Listed entries:

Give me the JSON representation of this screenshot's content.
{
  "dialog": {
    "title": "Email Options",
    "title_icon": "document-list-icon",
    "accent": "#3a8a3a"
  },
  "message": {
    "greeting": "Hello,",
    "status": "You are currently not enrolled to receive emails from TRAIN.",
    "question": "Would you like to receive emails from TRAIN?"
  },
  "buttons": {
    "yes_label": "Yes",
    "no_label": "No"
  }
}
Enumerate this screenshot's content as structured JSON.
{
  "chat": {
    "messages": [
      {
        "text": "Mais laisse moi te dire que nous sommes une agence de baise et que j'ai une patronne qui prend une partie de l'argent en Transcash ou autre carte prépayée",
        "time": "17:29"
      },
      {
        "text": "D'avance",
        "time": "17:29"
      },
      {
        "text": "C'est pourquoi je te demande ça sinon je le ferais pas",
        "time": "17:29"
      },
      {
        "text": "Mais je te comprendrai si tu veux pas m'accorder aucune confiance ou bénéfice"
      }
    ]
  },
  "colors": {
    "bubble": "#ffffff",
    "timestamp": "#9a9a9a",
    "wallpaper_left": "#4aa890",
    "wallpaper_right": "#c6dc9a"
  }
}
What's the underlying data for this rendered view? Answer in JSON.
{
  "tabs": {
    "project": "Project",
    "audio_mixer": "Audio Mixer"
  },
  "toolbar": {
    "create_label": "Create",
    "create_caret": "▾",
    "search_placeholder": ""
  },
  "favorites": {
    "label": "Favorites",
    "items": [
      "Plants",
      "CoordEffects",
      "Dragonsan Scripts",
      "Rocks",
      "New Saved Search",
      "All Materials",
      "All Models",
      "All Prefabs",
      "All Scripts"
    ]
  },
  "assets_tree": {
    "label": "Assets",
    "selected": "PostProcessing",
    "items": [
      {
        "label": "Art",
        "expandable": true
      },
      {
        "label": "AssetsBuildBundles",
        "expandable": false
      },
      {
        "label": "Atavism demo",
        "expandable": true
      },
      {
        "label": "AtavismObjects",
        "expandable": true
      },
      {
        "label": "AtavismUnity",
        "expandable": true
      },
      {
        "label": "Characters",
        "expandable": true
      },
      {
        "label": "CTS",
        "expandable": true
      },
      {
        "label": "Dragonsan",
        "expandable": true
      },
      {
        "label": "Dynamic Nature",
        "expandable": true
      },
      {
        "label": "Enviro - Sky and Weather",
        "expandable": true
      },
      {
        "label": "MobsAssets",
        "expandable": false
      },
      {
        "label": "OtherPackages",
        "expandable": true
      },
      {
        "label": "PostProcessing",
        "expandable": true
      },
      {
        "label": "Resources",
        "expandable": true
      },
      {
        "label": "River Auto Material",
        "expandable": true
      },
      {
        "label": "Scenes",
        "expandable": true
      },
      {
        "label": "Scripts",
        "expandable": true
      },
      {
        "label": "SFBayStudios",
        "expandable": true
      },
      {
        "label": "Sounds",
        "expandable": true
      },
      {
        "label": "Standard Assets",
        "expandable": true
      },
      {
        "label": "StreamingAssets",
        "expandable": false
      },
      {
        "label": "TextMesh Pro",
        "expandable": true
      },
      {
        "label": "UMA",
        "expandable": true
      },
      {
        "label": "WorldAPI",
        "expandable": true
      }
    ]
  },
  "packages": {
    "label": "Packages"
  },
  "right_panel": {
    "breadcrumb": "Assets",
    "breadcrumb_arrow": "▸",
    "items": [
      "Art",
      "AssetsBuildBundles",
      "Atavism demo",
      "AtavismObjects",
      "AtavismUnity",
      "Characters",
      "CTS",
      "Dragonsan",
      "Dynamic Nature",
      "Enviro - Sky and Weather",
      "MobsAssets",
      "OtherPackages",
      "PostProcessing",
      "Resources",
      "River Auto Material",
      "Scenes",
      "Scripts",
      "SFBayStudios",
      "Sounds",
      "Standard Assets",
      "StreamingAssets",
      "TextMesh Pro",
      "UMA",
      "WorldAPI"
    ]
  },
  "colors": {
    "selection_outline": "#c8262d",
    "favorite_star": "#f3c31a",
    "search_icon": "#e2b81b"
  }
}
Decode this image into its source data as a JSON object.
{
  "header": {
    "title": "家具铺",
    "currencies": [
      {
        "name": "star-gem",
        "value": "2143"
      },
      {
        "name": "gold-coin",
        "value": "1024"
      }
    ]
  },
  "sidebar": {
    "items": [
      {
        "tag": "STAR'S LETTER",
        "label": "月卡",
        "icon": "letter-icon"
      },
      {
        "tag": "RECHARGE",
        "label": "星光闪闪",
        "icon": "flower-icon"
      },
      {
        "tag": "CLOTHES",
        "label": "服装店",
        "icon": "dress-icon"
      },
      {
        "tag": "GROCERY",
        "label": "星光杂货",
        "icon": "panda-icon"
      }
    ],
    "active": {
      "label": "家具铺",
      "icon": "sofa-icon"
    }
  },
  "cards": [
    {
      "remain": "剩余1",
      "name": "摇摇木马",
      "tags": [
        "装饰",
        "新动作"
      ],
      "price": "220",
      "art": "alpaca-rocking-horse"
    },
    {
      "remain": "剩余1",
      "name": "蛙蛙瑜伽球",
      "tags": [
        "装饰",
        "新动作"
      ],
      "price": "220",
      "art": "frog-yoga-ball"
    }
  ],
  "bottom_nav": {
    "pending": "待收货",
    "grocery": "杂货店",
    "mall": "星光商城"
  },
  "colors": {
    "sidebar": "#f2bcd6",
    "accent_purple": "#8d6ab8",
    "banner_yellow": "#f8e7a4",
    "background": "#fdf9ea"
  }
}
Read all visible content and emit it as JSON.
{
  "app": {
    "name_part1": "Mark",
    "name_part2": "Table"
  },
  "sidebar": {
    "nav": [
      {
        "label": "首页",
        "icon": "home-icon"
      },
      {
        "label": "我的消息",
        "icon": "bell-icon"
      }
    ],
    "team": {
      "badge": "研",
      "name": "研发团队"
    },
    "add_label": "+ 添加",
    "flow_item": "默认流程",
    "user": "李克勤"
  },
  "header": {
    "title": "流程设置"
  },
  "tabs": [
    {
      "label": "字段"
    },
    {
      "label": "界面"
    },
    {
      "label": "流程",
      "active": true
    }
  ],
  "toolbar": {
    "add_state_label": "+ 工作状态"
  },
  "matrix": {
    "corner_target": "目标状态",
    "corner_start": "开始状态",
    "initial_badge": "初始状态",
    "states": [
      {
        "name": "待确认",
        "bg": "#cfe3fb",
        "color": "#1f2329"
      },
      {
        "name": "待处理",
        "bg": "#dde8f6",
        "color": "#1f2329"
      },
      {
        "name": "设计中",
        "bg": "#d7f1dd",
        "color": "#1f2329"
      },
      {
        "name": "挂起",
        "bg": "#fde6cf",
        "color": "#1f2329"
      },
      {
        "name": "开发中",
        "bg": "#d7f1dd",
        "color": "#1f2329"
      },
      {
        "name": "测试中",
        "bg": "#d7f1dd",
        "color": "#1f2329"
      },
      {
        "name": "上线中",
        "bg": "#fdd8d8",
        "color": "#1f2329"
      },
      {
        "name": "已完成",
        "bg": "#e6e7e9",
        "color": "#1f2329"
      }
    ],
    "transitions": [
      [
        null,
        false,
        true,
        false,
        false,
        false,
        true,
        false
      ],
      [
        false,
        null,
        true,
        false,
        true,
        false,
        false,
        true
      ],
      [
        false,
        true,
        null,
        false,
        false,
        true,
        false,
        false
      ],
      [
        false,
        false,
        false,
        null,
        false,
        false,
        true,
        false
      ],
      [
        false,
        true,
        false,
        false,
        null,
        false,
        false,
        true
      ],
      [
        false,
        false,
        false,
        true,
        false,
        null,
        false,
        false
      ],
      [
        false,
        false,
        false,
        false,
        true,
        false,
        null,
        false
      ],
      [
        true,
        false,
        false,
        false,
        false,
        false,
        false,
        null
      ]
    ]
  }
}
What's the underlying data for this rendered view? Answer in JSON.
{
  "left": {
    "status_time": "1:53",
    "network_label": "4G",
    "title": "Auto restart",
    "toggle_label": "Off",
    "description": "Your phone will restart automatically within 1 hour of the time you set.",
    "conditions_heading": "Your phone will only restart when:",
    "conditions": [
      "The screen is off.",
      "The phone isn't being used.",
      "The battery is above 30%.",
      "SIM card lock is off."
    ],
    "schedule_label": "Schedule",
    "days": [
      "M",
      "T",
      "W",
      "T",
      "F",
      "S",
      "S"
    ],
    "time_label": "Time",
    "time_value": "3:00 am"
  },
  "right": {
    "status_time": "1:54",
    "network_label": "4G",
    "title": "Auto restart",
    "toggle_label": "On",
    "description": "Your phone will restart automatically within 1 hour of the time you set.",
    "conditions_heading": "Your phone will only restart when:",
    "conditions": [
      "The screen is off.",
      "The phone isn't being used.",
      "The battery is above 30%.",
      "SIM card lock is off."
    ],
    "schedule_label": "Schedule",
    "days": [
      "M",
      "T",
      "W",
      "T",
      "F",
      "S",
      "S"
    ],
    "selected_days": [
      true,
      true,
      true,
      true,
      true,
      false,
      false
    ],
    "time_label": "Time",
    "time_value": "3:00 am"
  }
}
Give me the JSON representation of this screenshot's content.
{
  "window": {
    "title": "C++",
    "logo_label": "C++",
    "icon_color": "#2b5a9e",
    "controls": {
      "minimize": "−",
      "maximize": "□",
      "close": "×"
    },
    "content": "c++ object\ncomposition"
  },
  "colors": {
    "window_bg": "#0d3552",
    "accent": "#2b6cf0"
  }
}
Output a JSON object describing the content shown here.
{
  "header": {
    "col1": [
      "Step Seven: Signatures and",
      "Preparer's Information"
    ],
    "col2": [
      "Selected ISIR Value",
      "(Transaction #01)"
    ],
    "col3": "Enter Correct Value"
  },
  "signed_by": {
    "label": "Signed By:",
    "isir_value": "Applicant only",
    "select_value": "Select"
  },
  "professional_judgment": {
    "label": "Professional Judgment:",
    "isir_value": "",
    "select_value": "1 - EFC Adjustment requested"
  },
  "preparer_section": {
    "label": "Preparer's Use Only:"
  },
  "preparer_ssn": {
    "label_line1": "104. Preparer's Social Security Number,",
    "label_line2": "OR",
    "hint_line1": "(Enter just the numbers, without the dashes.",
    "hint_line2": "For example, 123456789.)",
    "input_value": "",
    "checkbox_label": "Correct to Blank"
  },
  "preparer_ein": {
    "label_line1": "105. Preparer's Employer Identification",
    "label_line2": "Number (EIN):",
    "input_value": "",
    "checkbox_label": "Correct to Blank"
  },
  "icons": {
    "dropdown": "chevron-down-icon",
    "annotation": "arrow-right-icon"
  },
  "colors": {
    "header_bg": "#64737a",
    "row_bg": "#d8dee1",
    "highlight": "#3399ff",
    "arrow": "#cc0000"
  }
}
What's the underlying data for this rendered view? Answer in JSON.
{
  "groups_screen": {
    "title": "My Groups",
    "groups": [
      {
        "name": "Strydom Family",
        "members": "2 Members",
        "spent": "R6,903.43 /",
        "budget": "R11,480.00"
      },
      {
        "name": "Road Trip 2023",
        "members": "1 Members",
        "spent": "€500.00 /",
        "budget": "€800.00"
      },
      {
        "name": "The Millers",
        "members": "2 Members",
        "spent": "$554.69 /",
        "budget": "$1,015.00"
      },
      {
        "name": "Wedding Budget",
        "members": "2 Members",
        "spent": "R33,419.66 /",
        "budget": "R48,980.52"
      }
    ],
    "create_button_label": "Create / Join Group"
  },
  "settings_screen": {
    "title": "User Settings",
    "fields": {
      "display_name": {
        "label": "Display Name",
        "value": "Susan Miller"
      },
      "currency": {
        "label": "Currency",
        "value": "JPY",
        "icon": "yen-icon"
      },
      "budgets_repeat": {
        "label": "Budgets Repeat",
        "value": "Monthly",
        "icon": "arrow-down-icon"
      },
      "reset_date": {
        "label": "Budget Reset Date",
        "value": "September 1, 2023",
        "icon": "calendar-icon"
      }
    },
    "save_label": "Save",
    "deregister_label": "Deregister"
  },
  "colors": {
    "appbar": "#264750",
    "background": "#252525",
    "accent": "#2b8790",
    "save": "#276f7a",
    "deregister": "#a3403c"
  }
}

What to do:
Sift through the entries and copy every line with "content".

Finished exercise:
Give me the JSON representation of this screenshot's content.
Enumerate this screenshot's content as structured JSON.
Read all visible content and emit it as JSON.
Give me the JSON representation of this screenshot's content.
    "content": "c++ object\ncomposition"
Output a JSON object describing the content shown here.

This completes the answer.